BEGIN STORED DATA

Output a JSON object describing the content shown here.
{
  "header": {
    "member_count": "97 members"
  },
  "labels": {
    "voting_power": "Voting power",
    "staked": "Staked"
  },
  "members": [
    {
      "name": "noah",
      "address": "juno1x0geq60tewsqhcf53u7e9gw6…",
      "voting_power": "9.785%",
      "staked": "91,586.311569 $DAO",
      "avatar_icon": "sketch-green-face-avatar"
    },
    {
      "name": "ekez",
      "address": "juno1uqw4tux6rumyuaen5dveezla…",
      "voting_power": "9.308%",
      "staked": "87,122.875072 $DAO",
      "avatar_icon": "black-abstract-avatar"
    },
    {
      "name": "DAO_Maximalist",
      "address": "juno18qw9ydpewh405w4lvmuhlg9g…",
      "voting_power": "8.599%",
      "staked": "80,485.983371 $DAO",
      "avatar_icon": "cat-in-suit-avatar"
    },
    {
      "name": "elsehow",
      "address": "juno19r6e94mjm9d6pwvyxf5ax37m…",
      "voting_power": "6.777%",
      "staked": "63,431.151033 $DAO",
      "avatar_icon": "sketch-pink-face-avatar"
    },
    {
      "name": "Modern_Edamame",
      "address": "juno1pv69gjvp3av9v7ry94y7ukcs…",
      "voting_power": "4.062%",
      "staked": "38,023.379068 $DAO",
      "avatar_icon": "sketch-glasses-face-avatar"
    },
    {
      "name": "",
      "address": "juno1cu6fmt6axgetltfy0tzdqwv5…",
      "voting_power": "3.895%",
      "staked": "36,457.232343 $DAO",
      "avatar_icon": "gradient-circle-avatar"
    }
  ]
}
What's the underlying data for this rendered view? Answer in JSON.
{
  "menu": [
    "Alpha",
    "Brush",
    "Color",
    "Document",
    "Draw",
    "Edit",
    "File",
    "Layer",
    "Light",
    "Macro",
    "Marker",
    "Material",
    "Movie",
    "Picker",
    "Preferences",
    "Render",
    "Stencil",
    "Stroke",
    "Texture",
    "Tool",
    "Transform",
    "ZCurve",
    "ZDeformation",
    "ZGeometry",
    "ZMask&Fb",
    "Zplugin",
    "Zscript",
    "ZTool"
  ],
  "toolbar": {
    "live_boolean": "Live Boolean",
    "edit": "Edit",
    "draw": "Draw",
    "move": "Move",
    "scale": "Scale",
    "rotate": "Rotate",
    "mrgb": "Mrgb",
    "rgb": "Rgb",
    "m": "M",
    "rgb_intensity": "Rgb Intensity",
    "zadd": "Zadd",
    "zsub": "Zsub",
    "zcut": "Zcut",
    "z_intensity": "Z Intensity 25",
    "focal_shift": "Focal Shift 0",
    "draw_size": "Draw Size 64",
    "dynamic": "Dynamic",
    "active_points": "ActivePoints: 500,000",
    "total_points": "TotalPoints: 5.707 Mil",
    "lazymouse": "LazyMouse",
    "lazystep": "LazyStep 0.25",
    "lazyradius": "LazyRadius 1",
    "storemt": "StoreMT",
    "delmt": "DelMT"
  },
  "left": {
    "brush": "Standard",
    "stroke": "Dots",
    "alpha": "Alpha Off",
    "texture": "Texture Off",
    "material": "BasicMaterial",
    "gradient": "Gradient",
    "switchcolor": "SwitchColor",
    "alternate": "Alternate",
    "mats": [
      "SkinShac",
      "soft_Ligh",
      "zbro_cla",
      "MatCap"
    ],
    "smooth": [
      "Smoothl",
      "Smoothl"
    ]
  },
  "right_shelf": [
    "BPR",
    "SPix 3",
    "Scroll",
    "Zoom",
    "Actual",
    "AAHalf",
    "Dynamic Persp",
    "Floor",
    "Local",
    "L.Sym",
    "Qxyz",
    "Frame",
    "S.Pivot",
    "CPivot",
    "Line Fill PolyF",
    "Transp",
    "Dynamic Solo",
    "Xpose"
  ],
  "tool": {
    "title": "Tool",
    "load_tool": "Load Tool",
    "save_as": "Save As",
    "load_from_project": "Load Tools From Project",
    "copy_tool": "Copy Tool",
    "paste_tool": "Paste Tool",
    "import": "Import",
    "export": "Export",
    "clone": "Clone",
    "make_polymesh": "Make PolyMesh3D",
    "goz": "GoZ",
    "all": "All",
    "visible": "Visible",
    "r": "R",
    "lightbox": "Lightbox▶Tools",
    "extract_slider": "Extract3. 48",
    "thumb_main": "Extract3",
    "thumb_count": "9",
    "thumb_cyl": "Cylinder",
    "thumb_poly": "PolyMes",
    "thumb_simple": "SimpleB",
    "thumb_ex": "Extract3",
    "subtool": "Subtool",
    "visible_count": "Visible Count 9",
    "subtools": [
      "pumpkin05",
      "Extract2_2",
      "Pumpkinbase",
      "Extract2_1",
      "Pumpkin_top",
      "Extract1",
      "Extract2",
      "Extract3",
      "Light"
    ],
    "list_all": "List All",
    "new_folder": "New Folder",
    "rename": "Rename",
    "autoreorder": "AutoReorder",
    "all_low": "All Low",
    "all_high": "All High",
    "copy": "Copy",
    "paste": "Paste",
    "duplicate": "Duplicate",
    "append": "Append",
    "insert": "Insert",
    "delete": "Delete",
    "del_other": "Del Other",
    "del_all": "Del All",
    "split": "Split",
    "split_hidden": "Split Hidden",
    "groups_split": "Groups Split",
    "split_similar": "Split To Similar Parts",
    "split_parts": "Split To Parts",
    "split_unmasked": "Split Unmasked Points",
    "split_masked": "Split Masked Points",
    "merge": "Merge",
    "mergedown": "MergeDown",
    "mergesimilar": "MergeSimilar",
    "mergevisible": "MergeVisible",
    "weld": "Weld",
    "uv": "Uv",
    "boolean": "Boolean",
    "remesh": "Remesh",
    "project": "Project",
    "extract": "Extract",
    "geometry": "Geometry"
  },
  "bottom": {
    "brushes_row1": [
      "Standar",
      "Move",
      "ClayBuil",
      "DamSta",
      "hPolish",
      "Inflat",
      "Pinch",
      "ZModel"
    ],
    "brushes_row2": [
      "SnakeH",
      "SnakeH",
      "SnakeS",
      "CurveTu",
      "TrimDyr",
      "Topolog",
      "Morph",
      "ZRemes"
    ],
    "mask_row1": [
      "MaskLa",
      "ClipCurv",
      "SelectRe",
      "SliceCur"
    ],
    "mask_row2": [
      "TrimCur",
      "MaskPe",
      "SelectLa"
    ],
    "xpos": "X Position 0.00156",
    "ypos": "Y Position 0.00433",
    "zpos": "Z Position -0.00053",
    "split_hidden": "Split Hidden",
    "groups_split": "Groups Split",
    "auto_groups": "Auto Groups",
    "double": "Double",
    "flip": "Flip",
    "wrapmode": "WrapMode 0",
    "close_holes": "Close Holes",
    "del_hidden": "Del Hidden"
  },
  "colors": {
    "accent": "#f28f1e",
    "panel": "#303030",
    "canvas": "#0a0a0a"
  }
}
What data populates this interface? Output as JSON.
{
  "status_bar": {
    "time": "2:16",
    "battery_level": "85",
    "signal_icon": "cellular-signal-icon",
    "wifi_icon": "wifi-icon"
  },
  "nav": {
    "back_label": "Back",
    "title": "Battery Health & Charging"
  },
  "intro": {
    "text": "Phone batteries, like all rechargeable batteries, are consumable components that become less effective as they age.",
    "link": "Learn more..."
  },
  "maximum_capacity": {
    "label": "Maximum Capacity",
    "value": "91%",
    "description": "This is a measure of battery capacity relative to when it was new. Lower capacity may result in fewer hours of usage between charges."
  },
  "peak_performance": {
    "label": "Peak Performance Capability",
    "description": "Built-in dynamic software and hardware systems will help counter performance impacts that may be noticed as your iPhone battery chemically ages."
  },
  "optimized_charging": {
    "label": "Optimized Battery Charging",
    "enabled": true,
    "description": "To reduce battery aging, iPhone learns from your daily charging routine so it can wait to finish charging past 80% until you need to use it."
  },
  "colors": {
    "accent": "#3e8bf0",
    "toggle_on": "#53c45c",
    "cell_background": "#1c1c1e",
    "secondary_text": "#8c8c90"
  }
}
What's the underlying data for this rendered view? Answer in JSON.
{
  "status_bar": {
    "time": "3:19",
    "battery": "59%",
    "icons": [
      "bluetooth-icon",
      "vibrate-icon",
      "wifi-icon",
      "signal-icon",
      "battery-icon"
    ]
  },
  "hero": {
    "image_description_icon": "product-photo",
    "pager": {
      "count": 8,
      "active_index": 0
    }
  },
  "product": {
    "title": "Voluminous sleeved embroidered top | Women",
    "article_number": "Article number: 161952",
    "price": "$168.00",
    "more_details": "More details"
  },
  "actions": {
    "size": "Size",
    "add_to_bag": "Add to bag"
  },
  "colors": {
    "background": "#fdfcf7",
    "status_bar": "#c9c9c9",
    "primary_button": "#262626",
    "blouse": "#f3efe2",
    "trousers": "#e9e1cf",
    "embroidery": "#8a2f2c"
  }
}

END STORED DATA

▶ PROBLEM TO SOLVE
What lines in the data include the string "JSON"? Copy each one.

▶ RESULT OF THIS EXERCISE
Output a JSON object describing the content shown here.
What's the underlying data for this rendered view? Answer in JSON.
What data populates this interface? Output as JSON.
What's the underlying data for this rendered view? Answer in JSON.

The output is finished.